    The above quote, which I illustrated last week, really hit home that week. I had been wrestling with a ton of miscommunication and unkindness directed my way, and I needed to unpack it and let it go. It has ever struck me, when it comes to forgiveness, that is a life long journey. Christ was quite serious when He said “seventy times seven”- there have been incidences and people in my life that I very much thought I had healed from and had forgiven, and then something twinges, pain in the wound, and I find myself having to work through the process again, and again, and again.

    As to the recent reads, I’ll just copy my Instagram post here. I do very much feel a deep post coming on about disability. I think I’ve been dancing around it for a long time, and I think I’m going to work on it privately and then bring what’s fruitful here to the blog.

    From Insta:

    A small library stack this week. I just finished Sitting Pretty by Rebekah Taussig (@sitting_pretty ) yesterday and tucked my thoughts into Stories. I saved it as a Highlight under Disability. I feel a blog post marinating in my brain lately. There’s stuff that I’ve been wrestling with ever since my first child got diagnosed with a life-long disease, (and then, and then!) and it’s only recently that I’ve begun to understand why it was so difficult to begin with and why there has been so much wrestling. When I read writers who are disabled or are exploring disability, there’s been a lot of “you too?!” moments that have granted a lot of clarity. Anyways, far too much for a little IG caption to explore.

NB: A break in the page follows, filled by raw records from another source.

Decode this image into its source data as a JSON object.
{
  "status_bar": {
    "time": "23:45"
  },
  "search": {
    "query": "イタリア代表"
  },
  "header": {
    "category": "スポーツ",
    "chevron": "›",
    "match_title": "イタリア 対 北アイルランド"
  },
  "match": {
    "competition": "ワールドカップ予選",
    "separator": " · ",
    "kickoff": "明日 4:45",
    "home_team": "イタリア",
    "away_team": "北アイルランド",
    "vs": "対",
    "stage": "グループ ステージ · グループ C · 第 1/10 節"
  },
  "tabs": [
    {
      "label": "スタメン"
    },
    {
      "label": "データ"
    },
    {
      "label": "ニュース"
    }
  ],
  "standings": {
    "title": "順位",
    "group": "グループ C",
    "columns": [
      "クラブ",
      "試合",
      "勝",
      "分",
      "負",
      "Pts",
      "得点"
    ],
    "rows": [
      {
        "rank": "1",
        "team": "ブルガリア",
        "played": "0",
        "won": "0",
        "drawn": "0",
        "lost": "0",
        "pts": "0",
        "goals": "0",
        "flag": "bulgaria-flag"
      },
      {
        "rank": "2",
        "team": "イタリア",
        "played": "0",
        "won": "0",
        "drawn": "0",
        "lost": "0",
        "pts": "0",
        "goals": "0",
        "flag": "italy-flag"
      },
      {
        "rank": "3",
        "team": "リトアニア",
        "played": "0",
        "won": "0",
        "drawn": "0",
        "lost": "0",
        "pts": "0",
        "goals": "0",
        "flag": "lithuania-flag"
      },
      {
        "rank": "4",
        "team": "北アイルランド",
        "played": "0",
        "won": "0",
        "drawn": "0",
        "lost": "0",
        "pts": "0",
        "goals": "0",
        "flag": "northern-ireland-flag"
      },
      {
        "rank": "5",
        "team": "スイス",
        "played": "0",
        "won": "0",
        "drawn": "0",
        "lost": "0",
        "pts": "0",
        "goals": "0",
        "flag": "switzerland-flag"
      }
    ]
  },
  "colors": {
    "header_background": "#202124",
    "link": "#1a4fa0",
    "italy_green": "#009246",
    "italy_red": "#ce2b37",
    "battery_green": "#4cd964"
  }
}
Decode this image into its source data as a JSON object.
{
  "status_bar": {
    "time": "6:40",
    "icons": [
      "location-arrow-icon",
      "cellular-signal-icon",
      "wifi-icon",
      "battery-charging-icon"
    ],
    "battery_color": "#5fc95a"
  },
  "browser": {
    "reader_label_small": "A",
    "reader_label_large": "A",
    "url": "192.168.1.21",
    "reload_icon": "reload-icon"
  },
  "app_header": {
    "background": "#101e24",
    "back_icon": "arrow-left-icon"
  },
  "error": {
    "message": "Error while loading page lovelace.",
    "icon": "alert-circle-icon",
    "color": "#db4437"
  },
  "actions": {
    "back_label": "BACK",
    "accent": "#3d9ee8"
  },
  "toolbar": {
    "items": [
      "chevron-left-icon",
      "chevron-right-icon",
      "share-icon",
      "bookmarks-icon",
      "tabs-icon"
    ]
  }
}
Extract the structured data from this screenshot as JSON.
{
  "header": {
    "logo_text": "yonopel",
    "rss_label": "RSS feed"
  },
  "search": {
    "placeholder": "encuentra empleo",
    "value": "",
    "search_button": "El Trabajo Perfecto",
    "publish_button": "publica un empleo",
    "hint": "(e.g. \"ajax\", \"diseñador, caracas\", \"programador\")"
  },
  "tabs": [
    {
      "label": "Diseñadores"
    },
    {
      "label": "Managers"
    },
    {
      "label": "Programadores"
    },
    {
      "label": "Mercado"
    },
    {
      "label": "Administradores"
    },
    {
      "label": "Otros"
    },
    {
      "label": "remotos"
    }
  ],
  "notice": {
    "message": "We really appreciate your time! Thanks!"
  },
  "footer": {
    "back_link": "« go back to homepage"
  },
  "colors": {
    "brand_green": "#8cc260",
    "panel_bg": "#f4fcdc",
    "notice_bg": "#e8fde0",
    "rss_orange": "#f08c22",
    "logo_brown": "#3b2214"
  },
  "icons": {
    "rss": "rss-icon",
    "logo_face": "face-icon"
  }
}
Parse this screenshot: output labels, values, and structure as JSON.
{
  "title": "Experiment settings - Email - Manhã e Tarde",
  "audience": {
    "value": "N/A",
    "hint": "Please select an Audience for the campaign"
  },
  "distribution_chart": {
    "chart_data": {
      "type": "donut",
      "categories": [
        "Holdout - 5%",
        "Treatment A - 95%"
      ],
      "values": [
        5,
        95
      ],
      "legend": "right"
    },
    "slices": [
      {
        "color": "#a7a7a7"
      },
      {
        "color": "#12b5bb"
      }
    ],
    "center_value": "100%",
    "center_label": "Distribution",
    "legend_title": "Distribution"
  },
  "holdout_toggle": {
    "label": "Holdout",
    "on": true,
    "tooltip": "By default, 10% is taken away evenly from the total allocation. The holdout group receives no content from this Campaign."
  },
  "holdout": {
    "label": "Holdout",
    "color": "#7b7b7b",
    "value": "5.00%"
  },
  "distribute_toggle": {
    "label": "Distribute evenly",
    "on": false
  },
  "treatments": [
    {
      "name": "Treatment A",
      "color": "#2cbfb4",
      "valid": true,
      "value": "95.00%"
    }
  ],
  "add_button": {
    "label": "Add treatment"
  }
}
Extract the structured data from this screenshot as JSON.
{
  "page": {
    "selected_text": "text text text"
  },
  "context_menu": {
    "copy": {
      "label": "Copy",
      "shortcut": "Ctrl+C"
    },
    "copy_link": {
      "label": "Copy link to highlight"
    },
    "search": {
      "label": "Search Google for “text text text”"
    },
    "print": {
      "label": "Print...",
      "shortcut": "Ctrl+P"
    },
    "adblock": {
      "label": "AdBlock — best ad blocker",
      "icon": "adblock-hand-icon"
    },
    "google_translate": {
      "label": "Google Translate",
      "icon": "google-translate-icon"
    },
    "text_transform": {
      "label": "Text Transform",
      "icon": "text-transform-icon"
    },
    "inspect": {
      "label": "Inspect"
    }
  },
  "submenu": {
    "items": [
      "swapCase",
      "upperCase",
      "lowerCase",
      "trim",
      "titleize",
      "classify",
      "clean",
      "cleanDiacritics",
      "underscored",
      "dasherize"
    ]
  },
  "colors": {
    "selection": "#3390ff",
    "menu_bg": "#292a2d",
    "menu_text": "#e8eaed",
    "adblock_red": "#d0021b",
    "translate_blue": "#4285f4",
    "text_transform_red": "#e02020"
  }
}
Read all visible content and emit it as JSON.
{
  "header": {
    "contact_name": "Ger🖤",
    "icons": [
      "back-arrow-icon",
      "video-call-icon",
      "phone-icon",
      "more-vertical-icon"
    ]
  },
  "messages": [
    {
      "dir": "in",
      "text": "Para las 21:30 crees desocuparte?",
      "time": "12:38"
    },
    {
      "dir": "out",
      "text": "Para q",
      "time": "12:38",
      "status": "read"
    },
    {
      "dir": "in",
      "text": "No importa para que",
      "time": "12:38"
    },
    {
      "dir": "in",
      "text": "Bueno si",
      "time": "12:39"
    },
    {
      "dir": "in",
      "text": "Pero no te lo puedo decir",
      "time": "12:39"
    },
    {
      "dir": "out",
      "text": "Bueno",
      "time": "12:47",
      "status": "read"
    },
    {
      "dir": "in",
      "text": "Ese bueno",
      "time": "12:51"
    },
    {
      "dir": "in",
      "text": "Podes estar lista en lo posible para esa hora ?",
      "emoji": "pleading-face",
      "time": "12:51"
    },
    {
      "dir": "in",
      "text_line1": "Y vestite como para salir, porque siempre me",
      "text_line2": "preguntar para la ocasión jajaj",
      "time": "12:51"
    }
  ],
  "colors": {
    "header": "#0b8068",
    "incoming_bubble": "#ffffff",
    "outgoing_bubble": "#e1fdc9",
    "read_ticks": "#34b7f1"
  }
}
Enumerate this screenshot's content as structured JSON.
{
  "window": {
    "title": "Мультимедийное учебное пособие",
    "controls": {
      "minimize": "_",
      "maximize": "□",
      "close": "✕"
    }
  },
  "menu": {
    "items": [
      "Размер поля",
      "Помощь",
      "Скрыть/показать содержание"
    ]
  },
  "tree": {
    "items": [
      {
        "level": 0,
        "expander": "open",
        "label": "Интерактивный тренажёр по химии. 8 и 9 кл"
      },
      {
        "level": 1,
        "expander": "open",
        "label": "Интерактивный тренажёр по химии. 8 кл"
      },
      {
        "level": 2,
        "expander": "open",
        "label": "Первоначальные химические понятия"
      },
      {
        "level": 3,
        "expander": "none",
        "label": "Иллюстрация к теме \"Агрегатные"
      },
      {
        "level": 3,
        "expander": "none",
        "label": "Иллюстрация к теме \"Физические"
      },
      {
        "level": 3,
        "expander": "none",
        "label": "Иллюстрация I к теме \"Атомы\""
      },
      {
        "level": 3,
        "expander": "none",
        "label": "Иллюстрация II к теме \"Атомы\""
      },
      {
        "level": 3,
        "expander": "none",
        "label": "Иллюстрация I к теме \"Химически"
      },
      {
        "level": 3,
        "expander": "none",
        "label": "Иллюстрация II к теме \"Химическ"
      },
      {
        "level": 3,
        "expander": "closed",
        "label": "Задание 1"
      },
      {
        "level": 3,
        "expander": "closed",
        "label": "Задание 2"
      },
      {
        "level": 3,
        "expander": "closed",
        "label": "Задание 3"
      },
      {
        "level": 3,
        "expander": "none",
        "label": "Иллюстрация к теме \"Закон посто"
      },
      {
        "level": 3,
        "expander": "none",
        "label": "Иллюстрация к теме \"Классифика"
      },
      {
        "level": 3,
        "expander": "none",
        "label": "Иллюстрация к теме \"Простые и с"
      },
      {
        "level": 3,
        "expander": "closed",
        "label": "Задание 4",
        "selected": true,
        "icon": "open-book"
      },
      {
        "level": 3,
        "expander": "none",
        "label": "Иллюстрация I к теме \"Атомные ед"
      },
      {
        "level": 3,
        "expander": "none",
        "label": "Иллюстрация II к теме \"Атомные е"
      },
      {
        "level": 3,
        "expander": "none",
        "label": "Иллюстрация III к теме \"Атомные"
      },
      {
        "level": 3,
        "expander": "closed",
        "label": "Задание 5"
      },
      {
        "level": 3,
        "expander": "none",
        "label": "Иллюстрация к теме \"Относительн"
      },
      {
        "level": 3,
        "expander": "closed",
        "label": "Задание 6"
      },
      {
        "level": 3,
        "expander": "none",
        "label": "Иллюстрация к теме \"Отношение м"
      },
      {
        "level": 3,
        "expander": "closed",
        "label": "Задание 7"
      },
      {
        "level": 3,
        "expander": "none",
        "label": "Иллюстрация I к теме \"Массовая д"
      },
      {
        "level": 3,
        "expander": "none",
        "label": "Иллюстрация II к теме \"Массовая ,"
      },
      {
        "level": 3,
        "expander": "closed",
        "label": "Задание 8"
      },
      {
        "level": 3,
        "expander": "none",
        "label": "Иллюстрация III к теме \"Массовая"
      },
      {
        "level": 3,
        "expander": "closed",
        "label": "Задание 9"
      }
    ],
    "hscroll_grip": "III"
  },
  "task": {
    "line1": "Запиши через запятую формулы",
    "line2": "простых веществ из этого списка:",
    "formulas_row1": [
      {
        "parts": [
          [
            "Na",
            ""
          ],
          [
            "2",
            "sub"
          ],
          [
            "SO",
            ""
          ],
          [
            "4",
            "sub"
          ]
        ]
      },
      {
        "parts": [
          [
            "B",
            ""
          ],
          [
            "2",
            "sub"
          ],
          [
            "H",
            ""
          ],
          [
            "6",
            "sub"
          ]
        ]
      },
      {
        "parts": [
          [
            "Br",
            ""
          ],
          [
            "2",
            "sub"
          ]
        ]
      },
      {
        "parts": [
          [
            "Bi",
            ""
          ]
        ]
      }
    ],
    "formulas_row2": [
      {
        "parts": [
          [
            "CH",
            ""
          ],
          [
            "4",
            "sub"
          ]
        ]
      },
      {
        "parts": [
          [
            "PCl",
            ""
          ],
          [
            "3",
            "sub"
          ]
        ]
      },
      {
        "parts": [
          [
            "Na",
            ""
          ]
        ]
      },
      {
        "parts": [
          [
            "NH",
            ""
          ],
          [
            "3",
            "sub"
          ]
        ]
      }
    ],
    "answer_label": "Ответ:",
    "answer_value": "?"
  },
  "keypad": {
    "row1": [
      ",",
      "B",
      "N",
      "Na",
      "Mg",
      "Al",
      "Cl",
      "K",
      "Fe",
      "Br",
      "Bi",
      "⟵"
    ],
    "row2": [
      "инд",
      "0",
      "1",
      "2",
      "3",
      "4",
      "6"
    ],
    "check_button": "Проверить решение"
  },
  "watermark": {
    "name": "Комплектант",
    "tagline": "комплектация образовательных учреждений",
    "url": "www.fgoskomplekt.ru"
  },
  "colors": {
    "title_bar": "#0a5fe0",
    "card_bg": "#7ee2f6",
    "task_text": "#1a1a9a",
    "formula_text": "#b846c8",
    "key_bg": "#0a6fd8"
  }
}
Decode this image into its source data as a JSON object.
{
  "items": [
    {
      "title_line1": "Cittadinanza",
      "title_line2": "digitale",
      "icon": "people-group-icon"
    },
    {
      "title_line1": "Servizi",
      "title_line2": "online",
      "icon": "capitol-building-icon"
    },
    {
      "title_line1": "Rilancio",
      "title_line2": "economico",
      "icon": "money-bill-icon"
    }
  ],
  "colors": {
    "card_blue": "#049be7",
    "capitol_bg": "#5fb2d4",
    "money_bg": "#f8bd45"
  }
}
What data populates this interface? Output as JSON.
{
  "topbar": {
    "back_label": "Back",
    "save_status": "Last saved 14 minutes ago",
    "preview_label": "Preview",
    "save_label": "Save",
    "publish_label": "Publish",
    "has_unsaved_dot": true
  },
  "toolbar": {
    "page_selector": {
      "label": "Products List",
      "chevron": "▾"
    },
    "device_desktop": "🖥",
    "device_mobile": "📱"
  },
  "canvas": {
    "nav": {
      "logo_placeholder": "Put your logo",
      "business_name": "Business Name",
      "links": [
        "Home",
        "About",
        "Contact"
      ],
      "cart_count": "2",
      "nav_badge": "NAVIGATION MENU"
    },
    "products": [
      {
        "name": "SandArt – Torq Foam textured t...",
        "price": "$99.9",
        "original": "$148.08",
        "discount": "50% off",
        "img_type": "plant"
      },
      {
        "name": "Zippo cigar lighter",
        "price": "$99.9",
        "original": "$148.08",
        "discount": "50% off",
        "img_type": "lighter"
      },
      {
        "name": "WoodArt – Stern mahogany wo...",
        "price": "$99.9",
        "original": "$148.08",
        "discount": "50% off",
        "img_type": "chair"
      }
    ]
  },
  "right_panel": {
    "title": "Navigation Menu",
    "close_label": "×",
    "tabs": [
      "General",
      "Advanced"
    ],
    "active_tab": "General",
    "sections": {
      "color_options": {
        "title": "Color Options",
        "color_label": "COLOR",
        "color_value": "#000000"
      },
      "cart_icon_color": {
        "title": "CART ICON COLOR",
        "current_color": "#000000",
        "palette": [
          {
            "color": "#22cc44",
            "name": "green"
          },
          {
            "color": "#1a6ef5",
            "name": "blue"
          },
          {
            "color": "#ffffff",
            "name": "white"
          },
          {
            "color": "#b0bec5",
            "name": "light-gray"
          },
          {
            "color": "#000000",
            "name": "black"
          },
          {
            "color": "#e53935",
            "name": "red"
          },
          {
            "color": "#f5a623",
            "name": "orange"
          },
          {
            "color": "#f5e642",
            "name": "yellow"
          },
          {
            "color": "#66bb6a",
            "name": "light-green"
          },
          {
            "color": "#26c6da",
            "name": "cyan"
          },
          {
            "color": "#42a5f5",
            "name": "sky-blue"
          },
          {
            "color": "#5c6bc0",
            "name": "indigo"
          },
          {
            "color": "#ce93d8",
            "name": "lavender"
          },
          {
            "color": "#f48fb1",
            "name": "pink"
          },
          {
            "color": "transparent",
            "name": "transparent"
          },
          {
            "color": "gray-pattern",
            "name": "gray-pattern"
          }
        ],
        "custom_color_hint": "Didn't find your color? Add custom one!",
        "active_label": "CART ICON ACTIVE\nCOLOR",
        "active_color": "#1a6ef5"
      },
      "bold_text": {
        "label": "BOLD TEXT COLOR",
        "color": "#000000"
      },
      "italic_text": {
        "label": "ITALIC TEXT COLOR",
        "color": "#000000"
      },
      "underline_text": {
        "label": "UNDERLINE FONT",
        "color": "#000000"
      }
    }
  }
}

    I haven’t started the Austen Years by Rachel Cohen, but I think it’s going to be good. Part of the fly leaf blurb reads “Through Austen’s works, she reckoned with difficult questions about mourning, memorializing, living in a household, attending to the world, reading, writing, and imagining.” Definitely something I can relate to at the moment.

    We tend to use the summer to test run new recipes for the family to tuck into the routines for the school year, and so far we haven’t hit a bad one from Instant Family Meals. There’s one for Italian Wedding Soup that is blissfully easy and oh so good.

    Around the web:

    I have really been enjoying Rebecca Green’s monthly newsletters, and her last two are just chock full of good stuff for creatives and artists. Check them out here and here. I’ve also been greatly enjoying Aimee Kollmansberger’s substack, Homely. Just quiet little notes each day about what’s on her heart: home keeping, homeschooling, rhythms, routines, what she’s learning. They are just little balm bouquets every day and they’ve been really encouraging and inspiring to me.

  • Books

    The current stack…

    My current stack of reads. I used to swallow books whole in one or two sittings (I still do that for fiction sometimes), but now I find myself reading much slower, savoring, thinking, scribbling things down. The running thread through these, I think, is the question of culture care- how do I care for my neighbors, here, across the street, around the world? How do I engage with the world now as a disabled person with a chronic illness?

    What have you been reading lately?

  • beautiful things

    Job description…

    You know, social media is such a weird place, but then there are days when something just steps out of the ether, grabs your hands, and doesn’t let go. So it is with these words from @desireedallagiacomo , which I just HAD to write down. If there was ever a ‘job description’ for me in my creative endeavors as writer and artist, mama, teacher, lover of life, this is it.